It’s not a brilliant race, although I did managed a decent move around the outside of James at the remodelled Coram. It was all a bit slow though, probably because the car was still a bit out of alignment; I’d just run out of enthusiasm getting the car finished.
Back in the garage I had to work out what to do about the bodywork. At first I was thinking about making new versions of the front and rear bodywork. However, that’s a lot of work. So at Adrian’s suggestion I looked on the EasyComposites website and watched their video about carbon fibre repair. The EasyComposites videos are essentially how I learned to make resin infused carbon fibre and here they were telling me how to repair it. The answer is, essentially, that you use release film to make a small local mould and hand layup carbon using some special, very fast setting, epoxy resin. The photo here shows one of the repairs. I repaired about 5 parts of the bodywork in this manner. In one place I actually managed to reconstruct and entire corner that had been torn off the bodywork.
The largest piece of damage, though, was the splitter which was essentially toast. So, I made a new one! Luckily as it’s flat it’s easy. What’s more, Charlie wanted to learn how to infuse carbon so we spent the morning together making this part. Here it is, being infused.
With that it was “just” a matter of putting the whole thing back together and realigning it. Took ages… But, once it was done it was off to Croft for rounds 3 and 4. The weather was set to be nice apart from the odd worry. I qualified 8th on the grid and then the aforesaid worrying set in. Turned out I was right to worry as it absolutely pissed down in our race on the Saturday. There was a huge rush in the 20 minutes before the race to put the car onto wet settings and put the wet tyres on. However, I had a sort of half decent race running in very close proximity to Olly and Jason for much of the race. Luckily, we managed not to hit each other. Mind you, I ended up 10th which wasn’t too clever. I’m not going to show you the video because it’s basically spray…

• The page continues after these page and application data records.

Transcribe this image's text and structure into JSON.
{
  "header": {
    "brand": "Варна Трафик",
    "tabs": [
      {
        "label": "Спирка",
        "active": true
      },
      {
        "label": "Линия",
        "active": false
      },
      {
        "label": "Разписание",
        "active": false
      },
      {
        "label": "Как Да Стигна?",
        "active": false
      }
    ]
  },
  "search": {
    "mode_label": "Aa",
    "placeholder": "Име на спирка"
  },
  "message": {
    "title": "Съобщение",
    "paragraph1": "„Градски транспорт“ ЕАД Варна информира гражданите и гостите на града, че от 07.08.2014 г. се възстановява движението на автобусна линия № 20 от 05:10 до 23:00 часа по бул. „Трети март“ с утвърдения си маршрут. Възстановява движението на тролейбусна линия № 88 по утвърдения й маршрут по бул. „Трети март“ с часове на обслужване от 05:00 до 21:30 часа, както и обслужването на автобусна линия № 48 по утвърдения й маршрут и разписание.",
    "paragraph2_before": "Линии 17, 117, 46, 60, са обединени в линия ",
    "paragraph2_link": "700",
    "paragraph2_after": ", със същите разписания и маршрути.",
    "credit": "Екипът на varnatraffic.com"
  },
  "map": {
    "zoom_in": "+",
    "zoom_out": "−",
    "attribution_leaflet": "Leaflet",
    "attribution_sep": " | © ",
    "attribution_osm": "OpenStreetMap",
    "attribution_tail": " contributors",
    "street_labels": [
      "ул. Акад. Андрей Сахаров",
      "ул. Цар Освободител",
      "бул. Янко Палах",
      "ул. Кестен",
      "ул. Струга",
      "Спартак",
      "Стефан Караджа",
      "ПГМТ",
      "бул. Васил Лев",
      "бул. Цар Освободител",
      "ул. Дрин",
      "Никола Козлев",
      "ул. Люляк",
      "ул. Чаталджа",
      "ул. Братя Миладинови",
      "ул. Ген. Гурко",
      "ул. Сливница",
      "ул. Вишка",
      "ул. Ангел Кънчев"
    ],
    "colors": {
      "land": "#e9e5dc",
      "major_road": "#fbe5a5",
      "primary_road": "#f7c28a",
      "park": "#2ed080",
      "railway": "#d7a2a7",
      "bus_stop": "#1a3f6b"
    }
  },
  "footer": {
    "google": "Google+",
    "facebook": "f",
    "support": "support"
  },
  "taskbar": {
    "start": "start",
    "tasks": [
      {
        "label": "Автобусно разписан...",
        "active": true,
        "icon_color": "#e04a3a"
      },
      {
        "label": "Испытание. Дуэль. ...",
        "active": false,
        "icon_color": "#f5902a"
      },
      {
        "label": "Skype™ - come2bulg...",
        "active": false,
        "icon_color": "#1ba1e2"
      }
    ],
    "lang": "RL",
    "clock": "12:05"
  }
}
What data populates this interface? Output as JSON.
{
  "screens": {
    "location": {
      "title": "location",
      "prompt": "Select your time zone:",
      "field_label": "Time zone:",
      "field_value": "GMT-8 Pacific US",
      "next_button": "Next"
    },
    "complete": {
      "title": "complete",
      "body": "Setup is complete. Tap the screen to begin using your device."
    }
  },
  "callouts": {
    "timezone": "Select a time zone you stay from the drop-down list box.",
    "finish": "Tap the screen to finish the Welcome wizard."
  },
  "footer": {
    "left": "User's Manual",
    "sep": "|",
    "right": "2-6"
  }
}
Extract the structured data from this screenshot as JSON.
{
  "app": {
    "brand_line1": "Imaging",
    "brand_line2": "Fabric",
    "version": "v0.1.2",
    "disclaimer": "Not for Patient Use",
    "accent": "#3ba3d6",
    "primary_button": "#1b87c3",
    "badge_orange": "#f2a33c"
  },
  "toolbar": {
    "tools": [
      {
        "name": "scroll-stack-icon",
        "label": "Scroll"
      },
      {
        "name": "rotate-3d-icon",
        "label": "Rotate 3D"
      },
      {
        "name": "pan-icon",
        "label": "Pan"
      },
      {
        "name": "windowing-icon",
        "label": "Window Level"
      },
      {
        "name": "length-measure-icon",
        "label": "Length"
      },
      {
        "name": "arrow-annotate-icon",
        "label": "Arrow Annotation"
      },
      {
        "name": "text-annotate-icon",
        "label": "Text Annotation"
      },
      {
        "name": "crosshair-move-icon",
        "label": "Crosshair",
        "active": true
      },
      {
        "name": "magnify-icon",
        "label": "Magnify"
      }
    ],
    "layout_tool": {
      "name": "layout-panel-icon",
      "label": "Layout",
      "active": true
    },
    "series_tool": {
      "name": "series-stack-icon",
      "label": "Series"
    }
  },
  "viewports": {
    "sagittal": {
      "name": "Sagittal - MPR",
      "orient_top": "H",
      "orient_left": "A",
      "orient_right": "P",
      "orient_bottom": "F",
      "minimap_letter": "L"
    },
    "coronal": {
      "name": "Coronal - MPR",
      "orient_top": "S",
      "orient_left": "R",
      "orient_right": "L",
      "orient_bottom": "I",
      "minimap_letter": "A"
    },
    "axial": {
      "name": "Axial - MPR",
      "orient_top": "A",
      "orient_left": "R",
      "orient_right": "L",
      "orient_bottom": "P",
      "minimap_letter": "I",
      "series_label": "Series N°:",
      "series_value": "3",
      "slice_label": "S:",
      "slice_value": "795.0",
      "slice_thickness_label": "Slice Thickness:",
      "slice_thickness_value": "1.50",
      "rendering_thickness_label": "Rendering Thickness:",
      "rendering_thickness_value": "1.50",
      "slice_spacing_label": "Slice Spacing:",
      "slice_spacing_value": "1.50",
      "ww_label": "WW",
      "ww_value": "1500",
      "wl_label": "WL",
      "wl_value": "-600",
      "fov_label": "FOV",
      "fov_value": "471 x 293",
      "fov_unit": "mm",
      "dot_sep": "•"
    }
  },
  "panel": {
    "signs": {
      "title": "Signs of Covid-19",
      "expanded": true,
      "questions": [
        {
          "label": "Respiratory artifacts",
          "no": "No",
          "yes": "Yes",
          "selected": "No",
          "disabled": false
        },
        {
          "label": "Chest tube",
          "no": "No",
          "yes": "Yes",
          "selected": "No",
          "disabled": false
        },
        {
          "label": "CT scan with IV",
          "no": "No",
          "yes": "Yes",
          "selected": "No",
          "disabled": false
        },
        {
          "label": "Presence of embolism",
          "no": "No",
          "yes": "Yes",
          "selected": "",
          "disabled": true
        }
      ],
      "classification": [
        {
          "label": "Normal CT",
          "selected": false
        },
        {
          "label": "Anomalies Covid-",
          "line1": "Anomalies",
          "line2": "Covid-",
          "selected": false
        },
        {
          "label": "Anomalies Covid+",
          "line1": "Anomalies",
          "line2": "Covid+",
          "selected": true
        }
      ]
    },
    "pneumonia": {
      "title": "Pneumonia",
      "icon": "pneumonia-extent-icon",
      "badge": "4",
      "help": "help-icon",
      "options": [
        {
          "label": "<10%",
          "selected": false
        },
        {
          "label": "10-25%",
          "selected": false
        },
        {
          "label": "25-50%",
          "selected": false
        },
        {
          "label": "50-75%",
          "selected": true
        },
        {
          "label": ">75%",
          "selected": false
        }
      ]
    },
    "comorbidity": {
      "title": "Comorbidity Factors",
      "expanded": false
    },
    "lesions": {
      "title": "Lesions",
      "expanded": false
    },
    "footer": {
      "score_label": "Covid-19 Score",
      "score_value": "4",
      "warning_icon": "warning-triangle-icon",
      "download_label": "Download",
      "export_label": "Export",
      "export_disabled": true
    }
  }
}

The second race wasn’t really much better. I got a half decent start (I’ve been working on my technique here) and it looked as those Jason and I were going to manage a decent race and then his engine let go. After that I was pretty much driving around unaccompanied. I could see Mark and Colin behind me but they were far enough back to be no worry and I just ran to the finish line where I was 7th overall.
At least there wasn’t much to do before the next meeting, at the tight and twisty Brands Indy course. I changed the engine oil and moved to some shorter gearing though.
This weekend was blistering hot all the time, around 30° the entire time. I think that’s exposed an issue with the cooling ducting on the car, since the meeting I’ve fixed some leaks in this area. All the same, I got through the weekend pretty well. Testing went reasonably well and I managed to dial out a problem with mid corner understeer. During testing, when it had been a bit cooler, my times were around 49.6 seconds. However, my qualifying time was up to 50.6 seconds, which is a shame but everyone seemed to be slower on the Saturday and Sunday. I ended up 7th on the grid in both races.
Both races were, in some ways, similar. In both cases Richard, in the new class F Spire got in front of me at the start and I had to get past. In the first race I managed to get past into Paddock while in the last race I got him on the line by a whole 0.03 seconds. Mind you, he got a 5 second penalty for running off the track which made it rather more distant. (Or should have done, it never actually appeared on the result sheets.) Anyway, here’s the videos:
So, that’s a whirlwind tour through the first half of the season. Luckily, there’s not much to do before the next race…